→ **DATASET CONTENT**:
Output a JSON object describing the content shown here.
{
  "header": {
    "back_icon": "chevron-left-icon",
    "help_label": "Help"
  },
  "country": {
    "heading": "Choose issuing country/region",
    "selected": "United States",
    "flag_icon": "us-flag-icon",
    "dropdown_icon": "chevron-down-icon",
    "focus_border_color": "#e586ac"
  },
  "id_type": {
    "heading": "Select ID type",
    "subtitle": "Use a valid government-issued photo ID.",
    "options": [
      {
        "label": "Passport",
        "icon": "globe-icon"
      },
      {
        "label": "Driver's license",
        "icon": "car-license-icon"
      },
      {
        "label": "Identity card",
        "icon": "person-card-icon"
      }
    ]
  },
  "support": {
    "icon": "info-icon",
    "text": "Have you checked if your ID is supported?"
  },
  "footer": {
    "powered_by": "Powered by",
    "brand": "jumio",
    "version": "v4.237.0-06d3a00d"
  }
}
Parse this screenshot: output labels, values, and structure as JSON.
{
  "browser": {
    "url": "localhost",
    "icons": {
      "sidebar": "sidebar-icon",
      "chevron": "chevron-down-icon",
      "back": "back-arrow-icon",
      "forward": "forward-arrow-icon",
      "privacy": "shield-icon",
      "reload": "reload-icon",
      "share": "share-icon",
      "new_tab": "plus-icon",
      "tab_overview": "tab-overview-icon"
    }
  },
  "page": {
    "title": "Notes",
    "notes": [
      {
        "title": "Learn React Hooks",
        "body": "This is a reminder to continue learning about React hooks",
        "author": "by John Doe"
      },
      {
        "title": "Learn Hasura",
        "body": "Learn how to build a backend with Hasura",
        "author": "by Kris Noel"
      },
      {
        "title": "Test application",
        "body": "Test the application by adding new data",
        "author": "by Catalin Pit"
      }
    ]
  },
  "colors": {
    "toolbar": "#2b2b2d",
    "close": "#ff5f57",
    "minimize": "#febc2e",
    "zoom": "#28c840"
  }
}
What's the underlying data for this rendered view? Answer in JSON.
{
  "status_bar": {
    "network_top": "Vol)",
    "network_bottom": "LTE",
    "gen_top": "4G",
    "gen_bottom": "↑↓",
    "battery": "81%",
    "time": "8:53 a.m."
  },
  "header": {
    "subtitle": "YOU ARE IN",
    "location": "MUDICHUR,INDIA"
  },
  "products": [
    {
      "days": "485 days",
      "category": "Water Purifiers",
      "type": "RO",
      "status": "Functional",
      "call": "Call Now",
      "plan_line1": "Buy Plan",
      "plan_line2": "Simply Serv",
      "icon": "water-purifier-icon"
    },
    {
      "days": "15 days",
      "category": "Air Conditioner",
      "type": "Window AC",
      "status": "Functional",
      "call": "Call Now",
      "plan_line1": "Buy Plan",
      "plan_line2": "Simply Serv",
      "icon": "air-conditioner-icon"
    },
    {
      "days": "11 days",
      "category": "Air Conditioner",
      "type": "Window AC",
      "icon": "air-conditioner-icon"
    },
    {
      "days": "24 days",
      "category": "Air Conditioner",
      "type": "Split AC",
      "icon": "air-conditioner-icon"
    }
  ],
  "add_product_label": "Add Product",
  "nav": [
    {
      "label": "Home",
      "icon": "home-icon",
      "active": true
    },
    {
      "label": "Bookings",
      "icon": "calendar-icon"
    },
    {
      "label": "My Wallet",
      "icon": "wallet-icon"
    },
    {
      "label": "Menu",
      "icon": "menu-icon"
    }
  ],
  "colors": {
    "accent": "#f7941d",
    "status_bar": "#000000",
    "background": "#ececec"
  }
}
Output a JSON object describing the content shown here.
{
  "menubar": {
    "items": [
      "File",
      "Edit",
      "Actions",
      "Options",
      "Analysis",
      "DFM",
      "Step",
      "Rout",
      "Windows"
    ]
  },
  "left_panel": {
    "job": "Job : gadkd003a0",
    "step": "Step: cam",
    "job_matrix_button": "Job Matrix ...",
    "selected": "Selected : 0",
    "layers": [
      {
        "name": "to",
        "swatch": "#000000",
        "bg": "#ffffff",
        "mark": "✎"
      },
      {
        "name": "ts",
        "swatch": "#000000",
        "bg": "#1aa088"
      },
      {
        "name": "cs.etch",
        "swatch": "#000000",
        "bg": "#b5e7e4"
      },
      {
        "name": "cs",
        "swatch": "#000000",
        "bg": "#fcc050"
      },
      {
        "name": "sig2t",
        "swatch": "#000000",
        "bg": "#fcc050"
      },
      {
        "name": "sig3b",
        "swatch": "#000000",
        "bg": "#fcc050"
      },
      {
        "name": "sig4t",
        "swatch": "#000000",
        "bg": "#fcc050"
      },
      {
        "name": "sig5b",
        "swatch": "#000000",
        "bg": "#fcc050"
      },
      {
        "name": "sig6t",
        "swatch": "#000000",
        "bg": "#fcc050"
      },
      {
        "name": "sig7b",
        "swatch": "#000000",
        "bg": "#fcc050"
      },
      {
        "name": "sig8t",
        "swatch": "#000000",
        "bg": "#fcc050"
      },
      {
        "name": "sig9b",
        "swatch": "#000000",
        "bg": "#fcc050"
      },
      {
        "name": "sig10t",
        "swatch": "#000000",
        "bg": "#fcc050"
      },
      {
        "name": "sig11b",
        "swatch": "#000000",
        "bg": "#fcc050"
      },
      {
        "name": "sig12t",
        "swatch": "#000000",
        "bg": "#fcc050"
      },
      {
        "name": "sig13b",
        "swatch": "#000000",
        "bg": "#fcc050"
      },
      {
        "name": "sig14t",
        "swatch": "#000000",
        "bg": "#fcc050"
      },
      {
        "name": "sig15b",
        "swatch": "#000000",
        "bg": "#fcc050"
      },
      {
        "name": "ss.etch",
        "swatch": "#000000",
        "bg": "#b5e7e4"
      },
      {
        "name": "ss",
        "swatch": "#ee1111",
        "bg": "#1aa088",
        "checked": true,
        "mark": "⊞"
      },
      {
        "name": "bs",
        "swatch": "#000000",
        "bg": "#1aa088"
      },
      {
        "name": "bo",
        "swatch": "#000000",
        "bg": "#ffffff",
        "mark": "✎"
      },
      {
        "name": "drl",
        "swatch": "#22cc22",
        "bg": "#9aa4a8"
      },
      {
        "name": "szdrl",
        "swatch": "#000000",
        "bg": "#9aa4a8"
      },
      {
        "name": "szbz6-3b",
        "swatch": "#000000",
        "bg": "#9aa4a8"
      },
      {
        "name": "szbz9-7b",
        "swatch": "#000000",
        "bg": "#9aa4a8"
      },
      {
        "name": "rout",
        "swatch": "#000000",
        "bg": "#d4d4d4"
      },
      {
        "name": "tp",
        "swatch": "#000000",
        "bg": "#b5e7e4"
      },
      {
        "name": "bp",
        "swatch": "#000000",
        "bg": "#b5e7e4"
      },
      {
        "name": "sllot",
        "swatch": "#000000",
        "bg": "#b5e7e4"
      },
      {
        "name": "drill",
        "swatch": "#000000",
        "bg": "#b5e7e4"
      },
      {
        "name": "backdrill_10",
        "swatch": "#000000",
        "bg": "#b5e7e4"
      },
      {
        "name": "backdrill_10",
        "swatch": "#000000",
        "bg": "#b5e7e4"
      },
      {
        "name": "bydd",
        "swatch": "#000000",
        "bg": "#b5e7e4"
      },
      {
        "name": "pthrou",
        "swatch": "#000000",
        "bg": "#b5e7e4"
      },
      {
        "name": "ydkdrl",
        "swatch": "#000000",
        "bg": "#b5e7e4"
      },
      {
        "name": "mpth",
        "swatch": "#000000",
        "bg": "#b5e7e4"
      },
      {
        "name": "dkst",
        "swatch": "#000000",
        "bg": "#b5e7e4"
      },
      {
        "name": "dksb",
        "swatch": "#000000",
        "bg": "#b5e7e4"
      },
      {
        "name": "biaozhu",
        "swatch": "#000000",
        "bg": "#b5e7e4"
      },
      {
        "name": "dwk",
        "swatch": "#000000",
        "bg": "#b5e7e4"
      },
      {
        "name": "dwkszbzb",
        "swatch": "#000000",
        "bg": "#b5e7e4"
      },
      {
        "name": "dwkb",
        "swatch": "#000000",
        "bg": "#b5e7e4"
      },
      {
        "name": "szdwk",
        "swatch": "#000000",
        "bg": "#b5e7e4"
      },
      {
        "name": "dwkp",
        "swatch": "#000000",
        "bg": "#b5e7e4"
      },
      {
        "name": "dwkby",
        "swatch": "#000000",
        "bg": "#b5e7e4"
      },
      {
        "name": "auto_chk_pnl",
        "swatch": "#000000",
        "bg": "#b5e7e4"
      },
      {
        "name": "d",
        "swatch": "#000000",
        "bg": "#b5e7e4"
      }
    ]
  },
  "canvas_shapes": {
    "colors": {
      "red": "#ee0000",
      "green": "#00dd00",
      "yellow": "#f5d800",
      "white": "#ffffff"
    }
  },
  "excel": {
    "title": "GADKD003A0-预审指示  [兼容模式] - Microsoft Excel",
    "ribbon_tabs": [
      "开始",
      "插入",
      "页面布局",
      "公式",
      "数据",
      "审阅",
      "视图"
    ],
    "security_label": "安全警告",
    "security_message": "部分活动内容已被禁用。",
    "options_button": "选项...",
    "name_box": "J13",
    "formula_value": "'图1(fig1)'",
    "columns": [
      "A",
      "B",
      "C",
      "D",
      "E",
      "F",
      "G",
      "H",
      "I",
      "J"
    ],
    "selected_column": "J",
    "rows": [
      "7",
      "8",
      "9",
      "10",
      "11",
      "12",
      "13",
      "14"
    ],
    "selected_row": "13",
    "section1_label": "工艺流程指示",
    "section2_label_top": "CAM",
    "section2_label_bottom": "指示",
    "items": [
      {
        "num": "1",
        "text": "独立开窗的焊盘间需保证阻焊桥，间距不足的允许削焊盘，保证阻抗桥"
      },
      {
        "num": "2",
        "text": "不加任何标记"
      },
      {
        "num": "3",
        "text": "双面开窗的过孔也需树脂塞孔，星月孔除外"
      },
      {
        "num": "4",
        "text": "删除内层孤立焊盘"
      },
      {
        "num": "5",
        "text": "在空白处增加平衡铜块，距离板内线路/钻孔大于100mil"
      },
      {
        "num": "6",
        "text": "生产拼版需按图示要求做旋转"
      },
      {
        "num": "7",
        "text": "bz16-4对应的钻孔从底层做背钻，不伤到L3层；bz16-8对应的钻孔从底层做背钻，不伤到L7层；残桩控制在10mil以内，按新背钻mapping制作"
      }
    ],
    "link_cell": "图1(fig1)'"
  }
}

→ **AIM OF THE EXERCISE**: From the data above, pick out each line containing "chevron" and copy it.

→ **RESPONSE TO THE EXERCISE**:
    "back_icon": "chevron-left-icon",
    "dropdown_icon": "chevron-down-icon",
      "chevron": "chevron-down-icon",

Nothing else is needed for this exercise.